(Data entries)
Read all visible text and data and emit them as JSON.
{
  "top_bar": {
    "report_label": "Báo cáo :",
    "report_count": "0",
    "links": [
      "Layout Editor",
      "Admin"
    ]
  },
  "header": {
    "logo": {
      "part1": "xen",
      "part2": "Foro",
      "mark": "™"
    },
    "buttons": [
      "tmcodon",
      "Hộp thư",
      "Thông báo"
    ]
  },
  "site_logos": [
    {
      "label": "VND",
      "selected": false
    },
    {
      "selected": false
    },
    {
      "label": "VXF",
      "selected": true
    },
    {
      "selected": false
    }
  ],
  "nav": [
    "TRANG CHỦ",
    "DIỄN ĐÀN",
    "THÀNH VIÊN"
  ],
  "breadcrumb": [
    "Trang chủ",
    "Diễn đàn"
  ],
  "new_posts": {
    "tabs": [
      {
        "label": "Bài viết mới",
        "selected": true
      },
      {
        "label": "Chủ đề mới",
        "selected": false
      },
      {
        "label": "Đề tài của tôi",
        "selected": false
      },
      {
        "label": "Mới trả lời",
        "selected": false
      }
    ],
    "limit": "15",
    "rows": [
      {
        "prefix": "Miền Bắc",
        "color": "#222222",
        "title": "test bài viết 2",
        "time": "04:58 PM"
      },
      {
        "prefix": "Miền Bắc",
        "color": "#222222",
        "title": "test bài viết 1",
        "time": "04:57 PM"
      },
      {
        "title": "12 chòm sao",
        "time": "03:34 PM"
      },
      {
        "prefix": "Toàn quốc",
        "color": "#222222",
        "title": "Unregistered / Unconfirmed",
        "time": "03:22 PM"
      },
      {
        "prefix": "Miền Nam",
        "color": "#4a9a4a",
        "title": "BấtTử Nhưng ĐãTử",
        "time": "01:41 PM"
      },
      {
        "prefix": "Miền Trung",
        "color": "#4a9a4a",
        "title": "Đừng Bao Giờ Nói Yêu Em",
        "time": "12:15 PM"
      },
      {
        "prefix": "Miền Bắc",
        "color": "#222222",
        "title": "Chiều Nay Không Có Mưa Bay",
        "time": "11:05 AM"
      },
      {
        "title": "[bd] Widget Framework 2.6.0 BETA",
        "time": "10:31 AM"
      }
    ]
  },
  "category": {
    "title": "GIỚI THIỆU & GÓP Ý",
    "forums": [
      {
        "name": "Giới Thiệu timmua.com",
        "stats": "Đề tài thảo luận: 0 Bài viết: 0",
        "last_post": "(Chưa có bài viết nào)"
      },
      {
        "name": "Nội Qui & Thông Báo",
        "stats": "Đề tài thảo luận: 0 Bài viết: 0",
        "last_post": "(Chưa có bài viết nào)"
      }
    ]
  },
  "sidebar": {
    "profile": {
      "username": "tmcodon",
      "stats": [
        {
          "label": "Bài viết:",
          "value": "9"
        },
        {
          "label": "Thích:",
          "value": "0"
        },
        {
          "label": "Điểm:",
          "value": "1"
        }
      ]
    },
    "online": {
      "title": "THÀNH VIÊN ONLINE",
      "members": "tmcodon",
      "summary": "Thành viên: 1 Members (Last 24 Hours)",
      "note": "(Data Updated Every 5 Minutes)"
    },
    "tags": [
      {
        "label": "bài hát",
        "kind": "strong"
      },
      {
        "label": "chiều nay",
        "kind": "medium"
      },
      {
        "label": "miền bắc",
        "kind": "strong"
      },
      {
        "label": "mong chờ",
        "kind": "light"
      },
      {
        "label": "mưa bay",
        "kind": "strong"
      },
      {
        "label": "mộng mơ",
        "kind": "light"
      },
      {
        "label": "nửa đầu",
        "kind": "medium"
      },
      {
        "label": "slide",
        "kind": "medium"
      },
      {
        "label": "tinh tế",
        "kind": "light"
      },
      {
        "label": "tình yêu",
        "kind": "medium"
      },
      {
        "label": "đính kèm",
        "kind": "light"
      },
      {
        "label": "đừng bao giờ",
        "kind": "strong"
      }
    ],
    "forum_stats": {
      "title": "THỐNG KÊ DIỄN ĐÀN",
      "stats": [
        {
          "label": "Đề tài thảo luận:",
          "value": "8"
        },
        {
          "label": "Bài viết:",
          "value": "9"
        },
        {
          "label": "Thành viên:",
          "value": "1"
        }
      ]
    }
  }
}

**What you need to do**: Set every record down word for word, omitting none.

**Finished exercise**:
Read all visible text and data and emit them as JSON.
{
  "top_bar": {
    "report_label": "Báo cáo :",
    "report_count": "0",
    "links": [
      "Layout Editor",
      "Admin"
    ]
  },
  "header": {
    "logo": {
      "part1": "xen",
      "part2": "Foro",
      "mark": "™"
    },
    "buttons": [
      "tmcodon",
      "Hộp thư",
      "Thông báo"
    ]
  },
  "site_logos": [
    {
      "label": "VND",
      "selected": false
    },
    {
      "selected": false
    },
    {
      "label": "VXF",
      "selected": true
    },
    {
      "selected": false
    }
  ],
  "nav": [
    "TRANG CHỦ",
    "DIỄN ĐÀN",
    "THÀNH VIÊN"
  ],
  "breadcrumb": [
    "Trang chủ",
    "Diễn đàn"
  ],
  "new_posts": {
    "tabs": [
      {
        "label": "Bài viết mới",
        "selected": true
      },
      {
        "label": "Chủ đề mới",
        "selected": false
      },
      {
        "label": "Đề tài của tôi",
        "selected": false
      },
      {
        "label": "Mới trả lời",
        "selected": false
      }
    ],
    "limit": "15",
    "rows": [
      {
        "prefix": "Miền Bắc",
        "color": "#222222",
        "title": "test bài viết 2",
        "time": "04:58 PM"
      },
      {
        "prefix": "Miền Bắc",
        "color": "#222222",
        "title": "test bài viết 1",
        "time": "04:57 PM"
      },
      {
        "title": "12 chòm sao",
        "time": "03:34 PM"
      },
      {
        "prefix": "Toàn quốc",
        "color": "#222222",
        "title": "Unregistered / Unconfirmed",
        "time": "03:22 PM"
      },
      {
        "prefix": "Miền Nam",
        "color": "#4a9a4a",
        "title": "BấtTử Nhưng ĐãTử",
        "time": "01:41 PM"
      },
      {
        "prefix": "Miền Trung",
        "color": "#4a9a4a",
        "title": "Đừng Bao Giờ Nói Yêu Em",
        "time": "12:15 PM"
      },
      {
        "prefix": "Miền Bắc",
        "color": "#222222",
        "title": "Chiều Nay Không Có Mưa Bay",
        "time": "11:05 AM"
      },
      {
        "title": "[bd] Widget Framework 2.6.0 BETA",
        "time": "10:31 AM"
      }
    ]
  },
  "category": {
    "title": "GIỚI THIỆU & GÓP Ý",
    "forums": [
      {
        "name": "Giới Thiệu timmua.com",
        "stats": "Đề tài thảo luận: 0 Bài viết: 0",
        "last_post": "(Chưa có bài viết nào)"
      },
      {
        "name": "Nội Qui & Thông Báo",
        "stats": "Đề tài thảo luận: 0 Bài viết: 0",
        "last_post": "(Chưa có bài viết nào)"
      }
    ]
  },
  "sidebar": {
    "profile": {
      "username": "tmcodon",
      "stats": [
        {
          "label": "Bài viết:",
          "value": "9"
        },
        {
          "label": "Thích:",
          "value": "0"
        },
        {
          "label": "Điểm:",
          "value": "1"
        }
      ]
    },
    "online": {
      "title": "THÀNH VIÊN ONLINE",
      "members": "tmcodon",
      "summary": "Thành viên: 1 Members (Last 24 Hours)",
      "note": "(Data Updated Every 5 Minutes)"
    },
    "tags": [
      {
        "label": "bài hát",
        "kind": "strong"
      },
      {
        "label": "chiều nay",
        "kind": "medium"
      },
      {
        "label": "miền bắc",
        "kind": "strong"
      },
      {
        "label": "mong chờ",
        "kind": "light"
      },
      {
        "label": "mưa bay",
        "kind": "strong"
      },
      {
        "label": "mộng mơ",
        "kind": "light"
      },
      {
        "label": "nửa đầu",
        "kind": "medium"
      },
      {
        "label": "slide",
        "kind": "medium"
      },
      {
        "label": "tinh tế",
        "kind": "light"
      },
      {
        "label": "tình yêu",
        "kind": "medium"
      },
      {
        "label": "đính kèm",
        "kind": "light"
      },
      {
        "label": "đừng bao giờ",
        "kind": "strong"
      }
    ],
    "forum_stats": {
      "title": "THỐNG KÊ DIỄN ĐÀN",
      "stats": [
        {
          "label": "Đề tài thảo luận:",
          "value": "8"
        },
        {
          "label": "Bài viết:",
          "value": "9"
        },
        {
          "label": "Thành viên:",
          "value": "1"
        }
      ]
    }
  }
}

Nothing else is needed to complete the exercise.